Look through the lines below, find those with the word "Spíše", and copy them.
*** Opening of RECORDS FOR THIS TASK ***
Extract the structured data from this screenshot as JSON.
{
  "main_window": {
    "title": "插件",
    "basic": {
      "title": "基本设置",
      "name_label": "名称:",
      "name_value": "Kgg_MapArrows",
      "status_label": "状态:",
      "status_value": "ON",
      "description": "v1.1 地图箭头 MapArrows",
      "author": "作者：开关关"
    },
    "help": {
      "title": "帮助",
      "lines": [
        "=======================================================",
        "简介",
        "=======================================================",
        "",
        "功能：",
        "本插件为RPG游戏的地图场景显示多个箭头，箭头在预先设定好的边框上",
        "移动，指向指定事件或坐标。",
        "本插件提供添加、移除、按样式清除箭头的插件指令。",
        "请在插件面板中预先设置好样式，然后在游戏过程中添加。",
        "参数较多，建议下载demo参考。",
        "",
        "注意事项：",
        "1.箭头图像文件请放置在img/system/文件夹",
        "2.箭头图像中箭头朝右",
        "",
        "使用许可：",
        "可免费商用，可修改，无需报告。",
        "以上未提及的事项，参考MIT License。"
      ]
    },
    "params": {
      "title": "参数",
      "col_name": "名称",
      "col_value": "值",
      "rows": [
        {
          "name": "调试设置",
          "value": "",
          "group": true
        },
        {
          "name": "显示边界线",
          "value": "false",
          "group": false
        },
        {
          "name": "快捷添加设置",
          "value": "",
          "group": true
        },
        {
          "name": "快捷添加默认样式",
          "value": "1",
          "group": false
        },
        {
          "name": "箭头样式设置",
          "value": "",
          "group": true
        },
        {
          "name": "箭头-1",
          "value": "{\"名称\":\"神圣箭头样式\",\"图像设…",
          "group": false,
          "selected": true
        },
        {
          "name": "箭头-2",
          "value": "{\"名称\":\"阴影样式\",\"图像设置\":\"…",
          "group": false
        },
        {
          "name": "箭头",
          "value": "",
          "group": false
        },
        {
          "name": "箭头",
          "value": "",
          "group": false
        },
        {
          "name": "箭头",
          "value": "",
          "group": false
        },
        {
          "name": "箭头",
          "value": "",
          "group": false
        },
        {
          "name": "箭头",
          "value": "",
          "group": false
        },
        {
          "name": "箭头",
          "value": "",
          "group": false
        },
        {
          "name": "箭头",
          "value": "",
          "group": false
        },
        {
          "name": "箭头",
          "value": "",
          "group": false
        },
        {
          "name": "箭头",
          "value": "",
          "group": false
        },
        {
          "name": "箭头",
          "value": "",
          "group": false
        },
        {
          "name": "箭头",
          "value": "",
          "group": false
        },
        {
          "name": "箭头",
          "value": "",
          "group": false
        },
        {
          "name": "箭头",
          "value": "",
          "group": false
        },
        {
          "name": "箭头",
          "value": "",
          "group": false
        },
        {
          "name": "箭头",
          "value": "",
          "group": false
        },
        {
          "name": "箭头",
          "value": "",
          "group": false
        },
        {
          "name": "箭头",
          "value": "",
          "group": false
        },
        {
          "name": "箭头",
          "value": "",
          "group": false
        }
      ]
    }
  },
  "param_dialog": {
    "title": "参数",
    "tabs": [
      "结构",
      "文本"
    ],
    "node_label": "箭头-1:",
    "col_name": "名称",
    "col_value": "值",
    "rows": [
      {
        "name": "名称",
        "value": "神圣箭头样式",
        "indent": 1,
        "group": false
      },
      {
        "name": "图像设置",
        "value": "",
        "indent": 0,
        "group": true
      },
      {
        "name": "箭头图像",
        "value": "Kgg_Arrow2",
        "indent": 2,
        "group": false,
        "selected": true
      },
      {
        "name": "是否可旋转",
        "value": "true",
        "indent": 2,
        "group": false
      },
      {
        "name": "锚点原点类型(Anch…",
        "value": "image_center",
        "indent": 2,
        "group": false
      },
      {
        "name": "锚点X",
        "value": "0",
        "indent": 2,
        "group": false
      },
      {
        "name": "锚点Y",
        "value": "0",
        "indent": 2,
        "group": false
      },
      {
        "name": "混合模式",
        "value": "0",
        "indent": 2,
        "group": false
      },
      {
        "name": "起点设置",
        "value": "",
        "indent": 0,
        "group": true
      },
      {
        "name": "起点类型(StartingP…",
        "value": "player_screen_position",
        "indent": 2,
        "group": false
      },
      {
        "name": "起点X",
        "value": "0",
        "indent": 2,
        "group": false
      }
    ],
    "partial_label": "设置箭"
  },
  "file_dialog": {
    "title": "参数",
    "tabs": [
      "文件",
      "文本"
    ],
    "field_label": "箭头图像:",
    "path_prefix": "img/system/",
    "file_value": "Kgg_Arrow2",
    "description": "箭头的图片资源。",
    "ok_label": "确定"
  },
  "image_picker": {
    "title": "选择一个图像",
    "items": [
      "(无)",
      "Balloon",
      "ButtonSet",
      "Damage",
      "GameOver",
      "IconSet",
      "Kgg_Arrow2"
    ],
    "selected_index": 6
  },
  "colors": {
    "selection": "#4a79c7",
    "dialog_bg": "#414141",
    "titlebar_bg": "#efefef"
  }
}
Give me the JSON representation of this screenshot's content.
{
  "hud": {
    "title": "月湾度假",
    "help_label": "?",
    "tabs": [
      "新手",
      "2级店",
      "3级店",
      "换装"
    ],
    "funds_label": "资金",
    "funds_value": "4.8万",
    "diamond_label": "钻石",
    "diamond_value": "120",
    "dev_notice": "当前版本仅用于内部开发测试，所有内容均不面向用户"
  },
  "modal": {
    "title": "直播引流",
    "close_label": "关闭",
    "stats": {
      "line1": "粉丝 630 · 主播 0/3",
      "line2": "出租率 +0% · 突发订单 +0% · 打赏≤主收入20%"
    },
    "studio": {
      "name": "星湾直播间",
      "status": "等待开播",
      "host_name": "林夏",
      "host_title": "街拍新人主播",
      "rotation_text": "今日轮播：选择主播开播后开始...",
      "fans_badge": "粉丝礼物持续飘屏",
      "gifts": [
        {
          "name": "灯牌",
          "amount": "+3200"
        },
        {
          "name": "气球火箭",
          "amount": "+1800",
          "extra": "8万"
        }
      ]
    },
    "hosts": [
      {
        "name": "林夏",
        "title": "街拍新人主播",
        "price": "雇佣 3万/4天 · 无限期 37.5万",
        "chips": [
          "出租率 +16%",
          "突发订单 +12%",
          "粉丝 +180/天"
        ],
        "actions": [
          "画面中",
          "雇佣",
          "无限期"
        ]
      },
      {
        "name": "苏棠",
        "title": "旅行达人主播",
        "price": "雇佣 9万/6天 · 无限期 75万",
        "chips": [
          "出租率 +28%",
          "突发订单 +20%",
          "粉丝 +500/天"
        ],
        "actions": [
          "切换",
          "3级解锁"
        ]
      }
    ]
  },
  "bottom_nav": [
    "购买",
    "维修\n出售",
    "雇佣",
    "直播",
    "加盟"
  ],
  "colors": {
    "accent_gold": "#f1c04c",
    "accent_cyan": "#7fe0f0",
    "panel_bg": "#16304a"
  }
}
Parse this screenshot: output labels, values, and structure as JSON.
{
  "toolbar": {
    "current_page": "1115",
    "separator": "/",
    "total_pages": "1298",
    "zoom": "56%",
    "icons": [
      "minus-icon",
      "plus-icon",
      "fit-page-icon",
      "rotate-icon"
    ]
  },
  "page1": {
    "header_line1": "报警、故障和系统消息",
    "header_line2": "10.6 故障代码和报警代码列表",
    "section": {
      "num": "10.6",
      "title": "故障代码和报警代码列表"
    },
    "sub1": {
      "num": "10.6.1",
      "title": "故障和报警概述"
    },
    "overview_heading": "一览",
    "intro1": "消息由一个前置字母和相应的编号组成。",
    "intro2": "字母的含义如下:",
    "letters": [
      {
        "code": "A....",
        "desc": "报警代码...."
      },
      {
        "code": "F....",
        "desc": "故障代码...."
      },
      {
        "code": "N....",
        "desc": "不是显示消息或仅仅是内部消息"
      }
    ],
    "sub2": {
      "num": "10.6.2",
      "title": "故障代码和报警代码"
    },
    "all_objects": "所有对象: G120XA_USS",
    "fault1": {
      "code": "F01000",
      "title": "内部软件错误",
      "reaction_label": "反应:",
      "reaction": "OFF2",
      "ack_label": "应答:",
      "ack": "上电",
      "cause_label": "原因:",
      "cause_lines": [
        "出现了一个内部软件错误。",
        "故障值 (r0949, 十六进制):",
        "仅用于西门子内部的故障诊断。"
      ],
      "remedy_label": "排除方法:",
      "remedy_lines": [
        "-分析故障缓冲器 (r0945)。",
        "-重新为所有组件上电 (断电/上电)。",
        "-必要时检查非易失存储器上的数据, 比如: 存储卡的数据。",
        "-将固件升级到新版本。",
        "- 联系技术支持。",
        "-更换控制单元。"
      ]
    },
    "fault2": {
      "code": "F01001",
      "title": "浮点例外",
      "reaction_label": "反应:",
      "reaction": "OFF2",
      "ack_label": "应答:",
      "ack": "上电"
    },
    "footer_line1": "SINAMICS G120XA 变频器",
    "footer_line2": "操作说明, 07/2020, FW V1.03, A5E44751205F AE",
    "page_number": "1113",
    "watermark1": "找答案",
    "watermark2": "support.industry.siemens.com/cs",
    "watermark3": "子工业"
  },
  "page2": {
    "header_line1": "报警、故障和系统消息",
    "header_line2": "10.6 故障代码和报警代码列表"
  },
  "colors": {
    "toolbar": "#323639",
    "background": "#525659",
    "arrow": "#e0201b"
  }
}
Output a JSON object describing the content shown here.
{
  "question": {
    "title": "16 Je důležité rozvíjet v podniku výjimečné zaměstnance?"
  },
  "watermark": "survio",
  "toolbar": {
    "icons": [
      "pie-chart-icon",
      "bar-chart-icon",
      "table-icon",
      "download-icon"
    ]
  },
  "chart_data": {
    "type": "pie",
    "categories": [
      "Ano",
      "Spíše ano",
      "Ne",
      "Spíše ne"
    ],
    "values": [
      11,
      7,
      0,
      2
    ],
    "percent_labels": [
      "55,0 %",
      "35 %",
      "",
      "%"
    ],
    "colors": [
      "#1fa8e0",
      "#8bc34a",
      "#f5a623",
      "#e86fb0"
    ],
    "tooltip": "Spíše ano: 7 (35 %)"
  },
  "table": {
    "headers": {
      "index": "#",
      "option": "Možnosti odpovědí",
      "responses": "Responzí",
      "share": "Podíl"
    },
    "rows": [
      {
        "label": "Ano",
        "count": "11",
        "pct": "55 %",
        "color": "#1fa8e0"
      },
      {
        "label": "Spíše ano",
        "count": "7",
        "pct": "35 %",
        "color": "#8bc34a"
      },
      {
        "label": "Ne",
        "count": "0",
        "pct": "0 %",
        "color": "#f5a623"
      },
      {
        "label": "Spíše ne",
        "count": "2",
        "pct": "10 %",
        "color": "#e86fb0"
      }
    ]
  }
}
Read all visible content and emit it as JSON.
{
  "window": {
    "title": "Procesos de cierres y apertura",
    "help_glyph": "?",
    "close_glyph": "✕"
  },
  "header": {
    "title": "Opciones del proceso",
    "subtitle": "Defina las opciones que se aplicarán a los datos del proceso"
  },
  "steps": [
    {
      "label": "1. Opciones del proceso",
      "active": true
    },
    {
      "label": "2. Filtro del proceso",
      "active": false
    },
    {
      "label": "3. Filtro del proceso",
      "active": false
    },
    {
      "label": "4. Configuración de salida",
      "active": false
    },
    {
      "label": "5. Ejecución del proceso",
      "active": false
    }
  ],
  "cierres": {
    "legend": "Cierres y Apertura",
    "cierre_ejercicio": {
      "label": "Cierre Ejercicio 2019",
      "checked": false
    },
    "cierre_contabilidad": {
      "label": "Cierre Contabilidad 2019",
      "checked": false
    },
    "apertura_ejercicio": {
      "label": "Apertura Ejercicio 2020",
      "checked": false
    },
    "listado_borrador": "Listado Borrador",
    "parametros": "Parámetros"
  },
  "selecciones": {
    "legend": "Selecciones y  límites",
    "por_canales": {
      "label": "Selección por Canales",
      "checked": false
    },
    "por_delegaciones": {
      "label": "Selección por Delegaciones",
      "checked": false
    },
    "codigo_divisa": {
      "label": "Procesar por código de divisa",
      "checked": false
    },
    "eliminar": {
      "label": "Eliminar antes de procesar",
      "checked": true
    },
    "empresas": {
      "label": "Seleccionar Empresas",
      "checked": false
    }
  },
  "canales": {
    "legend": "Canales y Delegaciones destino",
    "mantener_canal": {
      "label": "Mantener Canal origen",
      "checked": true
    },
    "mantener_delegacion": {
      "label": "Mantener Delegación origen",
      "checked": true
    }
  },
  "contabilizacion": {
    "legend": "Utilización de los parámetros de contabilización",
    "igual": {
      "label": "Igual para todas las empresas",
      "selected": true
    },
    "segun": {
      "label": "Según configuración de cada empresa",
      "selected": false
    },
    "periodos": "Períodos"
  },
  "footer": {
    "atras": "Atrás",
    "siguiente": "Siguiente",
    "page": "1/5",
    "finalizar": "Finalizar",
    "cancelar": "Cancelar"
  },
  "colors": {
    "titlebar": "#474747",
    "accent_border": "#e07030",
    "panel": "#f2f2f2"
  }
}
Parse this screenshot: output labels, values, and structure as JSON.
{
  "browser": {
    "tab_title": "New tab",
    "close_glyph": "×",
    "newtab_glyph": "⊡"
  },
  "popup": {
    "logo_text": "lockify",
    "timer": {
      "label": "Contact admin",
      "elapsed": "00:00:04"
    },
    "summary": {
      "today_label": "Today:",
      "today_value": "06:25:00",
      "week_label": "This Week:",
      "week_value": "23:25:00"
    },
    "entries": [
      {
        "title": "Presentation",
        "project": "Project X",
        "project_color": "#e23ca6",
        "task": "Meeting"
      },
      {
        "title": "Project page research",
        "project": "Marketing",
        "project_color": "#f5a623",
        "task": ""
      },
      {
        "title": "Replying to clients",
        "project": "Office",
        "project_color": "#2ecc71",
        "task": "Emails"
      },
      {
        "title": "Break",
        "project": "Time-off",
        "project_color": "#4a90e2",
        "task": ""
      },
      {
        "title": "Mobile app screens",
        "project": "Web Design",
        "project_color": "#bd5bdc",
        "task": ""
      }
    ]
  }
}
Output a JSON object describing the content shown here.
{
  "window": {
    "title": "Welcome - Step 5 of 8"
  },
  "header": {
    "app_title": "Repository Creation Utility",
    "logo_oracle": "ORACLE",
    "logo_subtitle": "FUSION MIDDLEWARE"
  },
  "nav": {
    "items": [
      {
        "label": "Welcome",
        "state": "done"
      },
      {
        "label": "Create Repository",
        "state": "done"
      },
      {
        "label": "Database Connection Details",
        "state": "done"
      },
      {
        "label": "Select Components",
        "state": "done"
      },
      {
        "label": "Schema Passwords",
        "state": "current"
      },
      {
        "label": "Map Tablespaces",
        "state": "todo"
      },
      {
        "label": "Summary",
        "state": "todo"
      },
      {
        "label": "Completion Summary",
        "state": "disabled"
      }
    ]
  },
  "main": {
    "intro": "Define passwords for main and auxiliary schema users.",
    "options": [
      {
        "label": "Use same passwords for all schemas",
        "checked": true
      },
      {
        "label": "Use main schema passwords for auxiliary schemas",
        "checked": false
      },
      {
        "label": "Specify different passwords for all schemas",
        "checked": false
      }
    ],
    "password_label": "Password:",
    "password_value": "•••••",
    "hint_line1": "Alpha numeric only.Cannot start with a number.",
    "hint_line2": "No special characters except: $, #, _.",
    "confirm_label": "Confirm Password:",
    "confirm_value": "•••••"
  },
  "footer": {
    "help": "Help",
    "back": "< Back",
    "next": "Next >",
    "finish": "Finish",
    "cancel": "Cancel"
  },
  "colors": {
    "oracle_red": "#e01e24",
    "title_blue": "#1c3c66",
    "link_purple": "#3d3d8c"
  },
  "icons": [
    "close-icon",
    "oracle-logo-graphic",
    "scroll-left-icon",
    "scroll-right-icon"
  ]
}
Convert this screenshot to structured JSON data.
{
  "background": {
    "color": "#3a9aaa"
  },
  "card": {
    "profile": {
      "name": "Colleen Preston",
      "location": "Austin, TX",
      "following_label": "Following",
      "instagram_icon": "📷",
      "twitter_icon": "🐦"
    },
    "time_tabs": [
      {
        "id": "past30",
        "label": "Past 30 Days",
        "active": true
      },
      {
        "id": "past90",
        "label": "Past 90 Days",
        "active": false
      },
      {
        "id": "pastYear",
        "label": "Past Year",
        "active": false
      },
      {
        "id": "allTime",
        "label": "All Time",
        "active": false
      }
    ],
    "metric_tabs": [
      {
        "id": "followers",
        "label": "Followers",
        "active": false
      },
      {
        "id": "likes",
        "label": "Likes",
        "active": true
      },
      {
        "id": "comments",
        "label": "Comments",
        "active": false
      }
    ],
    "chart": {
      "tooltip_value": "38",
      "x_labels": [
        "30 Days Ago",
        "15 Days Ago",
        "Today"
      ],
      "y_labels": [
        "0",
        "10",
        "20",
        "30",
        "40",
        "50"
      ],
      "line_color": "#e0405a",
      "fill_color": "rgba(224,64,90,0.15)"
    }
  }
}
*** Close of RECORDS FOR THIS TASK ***
### RESPONSE
      "Spíše ano",
      "Spíše ne"
    "tooltip": "Spíše ano: 7 (35 %)"
        "label": "Spíše ano",
        "label": "Spíše ne",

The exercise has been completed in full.